━━━━━ PROVIDED ENTRIES

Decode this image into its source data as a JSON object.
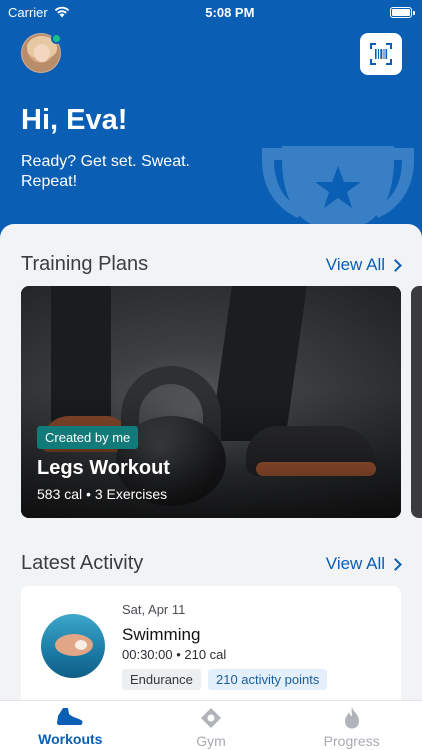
{
  "status_bar": {
    "carrier": "Carrier",
    "time": "5:08 PM"
  },
  "header": {
    "greeting": "Hi, Eva!",
    "tagline": "Ready? Get set. Sweat. Repeat!",
    "accent_color": "#0a5fb4",
    "online_color": "#16c28b"
  },
  "training_plans": {
    "title": "Training Plans",
    "view_all": "View All",
    "cards": [
      {
        "badge": "Created by me",
        "title": "Legs Workout",
        "meta": "583 cal • 3 Exercises"
      }
    ]
  },
  "latest_activity": {
    "title": "Latest Activity",
    "view_all": "View All",
    "items": [
      {
        "date": "Sat, Apr 11",
        "title": "Swimming",
        "meta": "00:30:00 • 210 cal",
        "tags": [
          "Endurance",
          "210 activity points"
        ]
      }
    ]
  },
  "tabbar": {
    "tabs": [
      {
        "label": "Workouts",
        "icon": "shoe-icon",
        "active": true
      },
      {
        "label": "Gym",
        "icon": "location-pin-icon",
        "active": false
      },
      {
        "label": "Progress",
        "icon": "flame-icon",
        "active": false
      }
    ]
  }
}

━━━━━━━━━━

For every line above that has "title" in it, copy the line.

    "title": "Training Plans",
        "title": "Legs Workout",
    "title": "Latest Activity",
        "title": "Swimming",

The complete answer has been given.